    CAS  Article  Google Scholar 

  5. 5.

    Polack, F. P. et al. Safety and efficacy of the BNT162b2 mRNA Covid-19 vaccine. N. Engl. J. Med. 383, 2603–2615 (2020).

    CAS  Article  Google Scholar 

  6. 6.

    Widge, A. T. et al. Durability of responses after SARS-CoV-2 mRNA-1273 vaccination. N. Engl. J. Med. 384, 80–82 (2020).

    Article  Google Scholar 

  7. 7.

    Tai, W. et al. A novel receptor-binding domain (RBD)-based mRNA vaccine against SARS-CoV-2. Cell Res. 30, 932–935 (2020).

    CAS  Article  Google Scholar 

  8. 8.

    Folegatti, P. M. et al. Safety and immunogenicity of the ChAdOx1 nCoV-19 vaccine against SARS-CoV-2: a preliminary report of a phase 1/2, single-blind, randomised controlled trial. Lancet 396, 467–478 (2020).

    CAS  Article  Google Scholar 

  9. 9.

    Hsieh, C. L. et al. Structure-based design of prefusion-stabilized SARS-CoV-2 spikes. Science 369, 1501–1505 (2020).

    CAS  Article  Google Scholar 

  10. 10.

    Barnes, C. O. et al. SARS-CoV-2 neutralizing antibody structures inform therapeutic strategies. Nature 588, 682–687 (2020).

    CAS  Article  Google Scholar 

  11. 11.

    Cao, Y. et al. Humoral immune response to circulating SARS-CoV-2 variants elicited by inactivated and RBD-subunit vaccines. Cell Res. 31, 732–741 (2021).

    CAS  Article  Google Scholar 

  12. 12.

    Cerutti, G. et al. Potent SARS-CoV-2 neutralizing antibodies directed against spike N-terminal domain target a single supersite. Cell Host Microbe 29, 819–833.e7. (2021).

    CAS  Article  Google Scholar 

Download references


We thank Dr. Yuhai Bi for kindly providing SARS-CoV-2 strain hCoV-19/China/CAS-B001/2020. We are also grateful for the help from the staff of BSL-3 in the Institute of Microbiology, Chinese Academy of Sciences. This work was supported by the Strategic Priority Research Program of the Chinese Academy of Sciences (XDB29040201), the National Natural Science Foundation of China (NSFC) (81901680), and the National Key R&D Project (2020YFC0842300).

Author information
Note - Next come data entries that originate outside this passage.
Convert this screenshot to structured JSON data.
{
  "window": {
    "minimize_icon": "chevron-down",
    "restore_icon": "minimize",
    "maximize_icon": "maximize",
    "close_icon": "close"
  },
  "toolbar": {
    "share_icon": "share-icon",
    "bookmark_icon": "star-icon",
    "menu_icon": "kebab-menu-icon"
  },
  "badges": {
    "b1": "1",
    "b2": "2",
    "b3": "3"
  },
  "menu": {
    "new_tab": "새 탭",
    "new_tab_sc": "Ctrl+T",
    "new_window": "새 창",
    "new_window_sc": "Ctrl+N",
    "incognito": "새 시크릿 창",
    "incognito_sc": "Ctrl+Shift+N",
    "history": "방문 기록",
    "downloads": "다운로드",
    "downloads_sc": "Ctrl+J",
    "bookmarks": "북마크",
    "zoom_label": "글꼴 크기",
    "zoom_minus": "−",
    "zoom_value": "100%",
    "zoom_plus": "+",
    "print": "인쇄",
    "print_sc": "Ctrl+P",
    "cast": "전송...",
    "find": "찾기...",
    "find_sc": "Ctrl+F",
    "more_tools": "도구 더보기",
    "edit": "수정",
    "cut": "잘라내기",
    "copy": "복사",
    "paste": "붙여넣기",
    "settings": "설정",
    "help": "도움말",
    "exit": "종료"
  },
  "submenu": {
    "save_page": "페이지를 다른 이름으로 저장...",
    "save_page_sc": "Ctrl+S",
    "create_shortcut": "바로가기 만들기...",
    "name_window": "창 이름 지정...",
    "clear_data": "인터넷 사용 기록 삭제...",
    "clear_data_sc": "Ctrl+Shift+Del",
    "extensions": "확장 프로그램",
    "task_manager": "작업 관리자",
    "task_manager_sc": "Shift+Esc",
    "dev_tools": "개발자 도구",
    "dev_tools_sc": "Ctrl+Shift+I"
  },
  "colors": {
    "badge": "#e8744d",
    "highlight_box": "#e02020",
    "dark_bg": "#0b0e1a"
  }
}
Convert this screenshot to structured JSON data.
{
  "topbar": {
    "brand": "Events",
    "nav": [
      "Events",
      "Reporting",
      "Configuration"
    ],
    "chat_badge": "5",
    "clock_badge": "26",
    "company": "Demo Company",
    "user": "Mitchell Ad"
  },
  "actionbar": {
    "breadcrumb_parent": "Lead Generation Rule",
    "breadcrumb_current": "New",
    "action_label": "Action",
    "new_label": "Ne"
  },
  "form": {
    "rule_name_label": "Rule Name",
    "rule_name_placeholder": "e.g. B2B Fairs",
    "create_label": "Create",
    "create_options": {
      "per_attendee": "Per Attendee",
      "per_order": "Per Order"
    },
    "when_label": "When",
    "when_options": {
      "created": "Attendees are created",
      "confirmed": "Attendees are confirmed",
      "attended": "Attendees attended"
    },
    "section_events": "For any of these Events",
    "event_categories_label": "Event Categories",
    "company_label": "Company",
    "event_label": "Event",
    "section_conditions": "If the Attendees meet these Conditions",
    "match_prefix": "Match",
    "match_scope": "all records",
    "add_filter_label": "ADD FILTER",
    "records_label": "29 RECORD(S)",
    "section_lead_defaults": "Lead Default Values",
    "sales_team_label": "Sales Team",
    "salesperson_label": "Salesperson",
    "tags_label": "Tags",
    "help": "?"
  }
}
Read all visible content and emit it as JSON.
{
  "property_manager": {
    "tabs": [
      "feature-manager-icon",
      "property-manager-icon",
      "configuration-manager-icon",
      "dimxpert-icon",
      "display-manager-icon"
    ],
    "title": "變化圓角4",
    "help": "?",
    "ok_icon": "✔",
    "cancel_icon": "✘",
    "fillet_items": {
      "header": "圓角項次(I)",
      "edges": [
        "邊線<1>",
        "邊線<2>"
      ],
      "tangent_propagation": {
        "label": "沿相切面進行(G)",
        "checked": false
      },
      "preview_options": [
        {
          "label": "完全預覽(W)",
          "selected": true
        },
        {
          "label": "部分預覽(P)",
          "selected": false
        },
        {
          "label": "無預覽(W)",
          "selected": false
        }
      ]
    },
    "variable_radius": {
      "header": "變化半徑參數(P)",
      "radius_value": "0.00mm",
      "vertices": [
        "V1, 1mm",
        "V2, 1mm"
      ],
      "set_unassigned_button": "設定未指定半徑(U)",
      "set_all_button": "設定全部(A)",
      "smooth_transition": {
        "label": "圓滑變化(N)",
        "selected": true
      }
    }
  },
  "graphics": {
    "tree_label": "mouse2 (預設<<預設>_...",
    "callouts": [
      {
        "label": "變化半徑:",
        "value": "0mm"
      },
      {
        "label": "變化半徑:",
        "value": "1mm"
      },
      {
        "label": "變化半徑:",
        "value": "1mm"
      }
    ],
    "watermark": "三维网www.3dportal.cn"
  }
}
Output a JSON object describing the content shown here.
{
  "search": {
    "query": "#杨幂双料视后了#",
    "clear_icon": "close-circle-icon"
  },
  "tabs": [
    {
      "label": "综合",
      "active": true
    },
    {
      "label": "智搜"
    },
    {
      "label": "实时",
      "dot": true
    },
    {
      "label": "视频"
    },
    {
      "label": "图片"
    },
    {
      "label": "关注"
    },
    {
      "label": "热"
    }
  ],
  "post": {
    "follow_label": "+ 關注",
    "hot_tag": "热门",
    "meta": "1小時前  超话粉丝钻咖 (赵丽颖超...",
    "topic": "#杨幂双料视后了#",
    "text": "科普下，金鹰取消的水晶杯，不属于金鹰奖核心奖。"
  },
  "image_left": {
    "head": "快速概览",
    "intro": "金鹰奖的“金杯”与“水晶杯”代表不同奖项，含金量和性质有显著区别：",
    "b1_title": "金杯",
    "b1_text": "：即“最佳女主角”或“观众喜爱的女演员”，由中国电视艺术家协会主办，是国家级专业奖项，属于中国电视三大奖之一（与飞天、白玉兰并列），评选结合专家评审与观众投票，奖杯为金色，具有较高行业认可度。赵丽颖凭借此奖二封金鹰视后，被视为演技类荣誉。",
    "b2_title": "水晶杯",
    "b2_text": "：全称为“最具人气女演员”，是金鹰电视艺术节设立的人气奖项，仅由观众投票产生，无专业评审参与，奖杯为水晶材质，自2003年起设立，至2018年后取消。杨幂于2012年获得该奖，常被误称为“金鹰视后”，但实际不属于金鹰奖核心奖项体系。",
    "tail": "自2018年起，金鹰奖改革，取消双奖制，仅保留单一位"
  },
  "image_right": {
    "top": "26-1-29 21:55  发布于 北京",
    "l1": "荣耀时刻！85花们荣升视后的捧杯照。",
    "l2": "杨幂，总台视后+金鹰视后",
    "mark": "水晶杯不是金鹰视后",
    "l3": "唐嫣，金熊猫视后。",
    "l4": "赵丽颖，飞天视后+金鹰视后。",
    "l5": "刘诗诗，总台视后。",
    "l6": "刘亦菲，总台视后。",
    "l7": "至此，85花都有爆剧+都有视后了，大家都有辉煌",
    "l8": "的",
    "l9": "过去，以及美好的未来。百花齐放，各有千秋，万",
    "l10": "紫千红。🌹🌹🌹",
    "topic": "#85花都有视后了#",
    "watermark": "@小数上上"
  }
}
J.Y. and Q.H. designed the study; M.W. assayed neutralizing activity of mouse vaccinated sera against SARS-CoV-2 variant pseudoviruses; S.T., K.J., F.W., and H.W. conducted all the other assays. Q.H., S.T., K.J., and J.Y. analyzed and interpreted the data. Q.H. wrote the manuscript. Q.H., W.H., and J.Y. discussed and edited the manuscript.

Corresponding authors

Correspondence to Weijin Huang, Qingrui Huang or Jinghua Yan.

Ethics declarations

Conflict of interest

The authors declare no competing interests.

Additional information

Publisher’s note Springer Nature remains neutral with regard to jurisdictional claims in published maps and institutional affiliations.

Supplementary information

Rights and permissions

Open Access This article is licensed under a Creative Commons Attribution 4.0 International License, which permits use, sharing, adaptation, distribution and reproduction in any medium or format, as long as you give appropriate credit to the original author(s) and the source, provide a link to the Creative Commons license, and indicate if changes were made. The images or other third party material in this article are included in the article’s Creative Commons license, unless indicated otherwise in a credit line to the material. If material is not included in the article’s Creative Commons license and your intended use is not permitted by statutory regulation or exceeds the permitted use, you will need to obtain permission directly from the copyright holder. To view a copy of this license, visit

Reprints and Permissions

About this article

Verify currency and authenticity via CrossMark

Cite this article

Tian, S., Ji, K., Wang, M. et al. Distinct BCR repertoires elicited by SARS-CoV-2 RBD and S vaccinations in mice. Cell Discov 7, 91 (2021).

Download citation


Quick links